▸ **How to complete this task**:
Your response should consist of every entry, unchanged.

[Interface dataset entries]
_ _ _ _ _ _ _
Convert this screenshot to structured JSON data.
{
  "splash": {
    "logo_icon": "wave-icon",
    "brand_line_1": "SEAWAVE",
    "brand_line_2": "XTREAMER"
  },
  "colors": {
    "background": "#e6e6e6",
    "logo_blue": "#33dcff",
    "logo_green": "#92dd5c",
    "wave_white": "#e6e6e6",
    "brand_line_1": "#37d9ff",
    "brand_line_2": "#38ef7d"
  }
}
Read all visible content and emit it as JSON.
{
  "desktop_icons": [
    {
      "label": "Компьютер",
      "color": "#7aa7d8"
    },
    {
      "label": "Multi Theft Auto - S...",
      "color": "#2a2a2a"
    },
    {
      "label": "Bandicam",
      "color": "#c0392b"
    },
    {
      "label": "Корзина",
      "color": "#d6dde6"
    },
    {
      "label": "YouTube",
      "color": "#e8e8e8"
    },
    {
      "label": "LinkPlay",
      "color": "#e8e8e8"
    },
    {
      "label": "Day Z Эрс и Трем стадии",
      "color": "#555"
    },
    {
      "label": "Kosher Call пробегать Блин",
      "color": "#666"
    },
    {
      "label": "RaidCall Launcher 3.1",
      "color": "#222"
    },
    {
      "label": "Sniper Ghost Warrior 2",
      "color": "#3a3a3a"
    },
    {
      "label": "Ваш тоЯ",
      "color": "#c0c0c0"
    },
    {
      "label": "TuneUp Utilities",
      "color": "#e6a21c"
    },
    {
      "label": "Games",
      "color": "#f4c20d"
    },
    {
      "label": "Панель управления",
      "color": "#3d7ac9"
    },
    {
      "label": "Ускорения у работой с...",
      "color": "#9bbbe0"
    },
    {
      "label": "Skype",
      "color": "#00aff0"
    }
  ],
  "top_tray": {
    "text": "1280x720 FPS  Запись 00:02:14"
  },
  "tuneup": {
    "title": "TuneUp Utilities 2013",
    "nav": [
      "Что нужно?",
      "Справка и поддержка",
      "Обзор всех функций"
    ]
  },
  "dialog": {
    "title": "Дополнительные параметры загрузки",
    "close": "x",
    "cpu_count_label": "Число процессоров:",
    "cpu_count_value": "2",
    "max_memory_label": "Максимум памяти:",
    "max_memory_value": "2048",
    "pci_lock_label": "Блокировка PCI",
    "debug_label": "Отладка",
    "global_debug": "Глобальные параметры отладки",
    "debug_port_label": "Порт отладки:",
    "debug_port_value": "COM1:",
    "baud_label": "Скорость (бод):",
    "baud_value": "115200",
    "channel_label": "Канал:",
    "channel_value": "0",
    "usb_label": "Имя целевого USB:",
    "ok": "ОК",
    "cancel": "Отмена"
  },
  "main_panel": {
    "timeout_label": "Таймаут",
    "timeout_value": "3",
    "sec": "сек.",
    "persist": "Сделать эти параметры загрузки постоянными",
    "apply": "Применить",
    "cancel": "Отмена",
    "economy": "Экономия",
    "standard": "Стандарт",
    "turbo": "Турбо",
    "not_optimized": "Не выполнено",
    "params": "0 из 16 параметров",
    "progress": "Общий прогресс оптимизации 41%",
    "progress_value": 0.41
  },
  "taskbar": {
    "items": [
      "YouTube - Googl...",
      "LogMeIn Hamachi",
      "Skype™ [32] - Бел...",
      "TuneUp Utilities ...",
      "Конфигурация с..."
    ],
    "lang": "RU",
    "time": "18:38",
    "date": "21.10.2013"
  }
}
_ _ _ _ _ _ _
▸ **Expected answer**:
Convert this screenshot to structured JSON data.
{
  "splash": {
    "logo_icon": "wave-icon",
    "brand_line_1": "SEAWAVE",
    "brand_line_2": "XTREAMER"
  },
  "colors": {
    "background": "#e6e6e6",
    "logo_blue": "#33dcff",
    "logo_green": "#92dd5c",
    "wave_white": "#e6e6e6",
    "brand_line_1": "#37d9ff",
    "brand_line_2": "#38ef7d"
  }
}
Read all visible content and emit it as JSON.
{
  "desktop_icons": [
    {
      "label": "Компьютер",
      "color": "#7aa7d8"
    },
    {
      "label": "Multi Theft Auto - S...",
      "color": "#2a2a2a"
    },
    {
      "label": "Bandicam",
      "color": "#c0392b"
    },
    {
      "label": "Корзина",
      "color": "#d6dde6"
    },
    {
      "label": "YouTube",
      "color": "#e8e8e8"
    },
    {
      "label": "LinkPlay",
      "color": "#e8e8e8"
    },
    {
      "label": "Day Z Эрс и Трем стадии",
      "color": "#555"
    },
    {
      "label": "Kosher Call пробегать Блин",
      "color": "#666"
    },
    {
      "label": "RaidCall Launcher 3.1",
      "color": "#222"
    },
    {
      "label": "Sniper Ghost Warrior 2",
      "color": "#3a3a3a"
    },
    {
      "label": "Ваш тоЯ",
      "color": "#c0c0c0"
    },
    {
      "label": "TuneUp Utilities",
      "color": "#e6a21c"
    },
    {
      "label": "Games",
      "color": "#f4c20d"
    },
    {
      "label": "Панель управления",
      "color": "#3d7ac9"
    },
    {
      "label": "Ускорения у работой с...",
      "color": "#9bbbe0"
    },
    {
      "label": "Skype",
      "color": "#00aff0"
    }
  ],
  "top_tray": {
    "text": "1280x720 FPS  Запись 00:02:14"
  },
  "tuneup": {
    "title": "TuneUp Utilities 2013",
    "nav": [
      "Что нужно?",
      "Справка и поддержка",
      "Обзор всех функций"
    ]
  },
  "dialog": {
    "title": "Дополнительные параметры загрузки",
    "close": "x",
    "cpu_count_label": "Число процессоров:",
    "cpu_count_value": "2",
    "max_memory_label": "Максимум памяти:",
    "max_memory_value": "2048",
    "pci_lock_label": "Блокировка PCI",
    "debug_label": "Отладка",
    "global_debug": "Глобальные параметры отладки",
    "debug_port_label": "Порт отладки:",
    "debug_port_value": "COM1:",
    "baud_label": "Скорость (бод):",
    "baud_value": "115200",
    "channel_label": "Канал:",
    "channel_value": "0",
    "usb_label": "Имя целевого USB:",
    "ok": "ОК",
    "cancel": "Отмена"
  },
  "main_panel": {
    "timeout_label": "Таймаут",
    "timeout_value": "3",
    "sec": "сек.",
    "persist": "Сделать эти параметры загрузки постоянными",
    "apply": "Применить",
    "cancel": "Отмена",
    "economy": "Экономия",
    "standard": "Стандарт",
    "turbo": "Турбо",
    "not_optimized": "Не выполнено",
    "params": "0 из 16 параметров",
    "progress": "Общий прогресс оптимизации 41%",
    "progress_value": 0.41
  },
  "taskbar": {
    "items": [
      "YouTube - Googl...",
      "LogMeIn Hamachi",
      "Skype™ [32] - Бел...",
      "TuneUp Utilities ...",
      "Конфигурация с..."
    ],
    "lang": "RU",
    "time": "18:38",
    "date": "21.10.2013"
  }
}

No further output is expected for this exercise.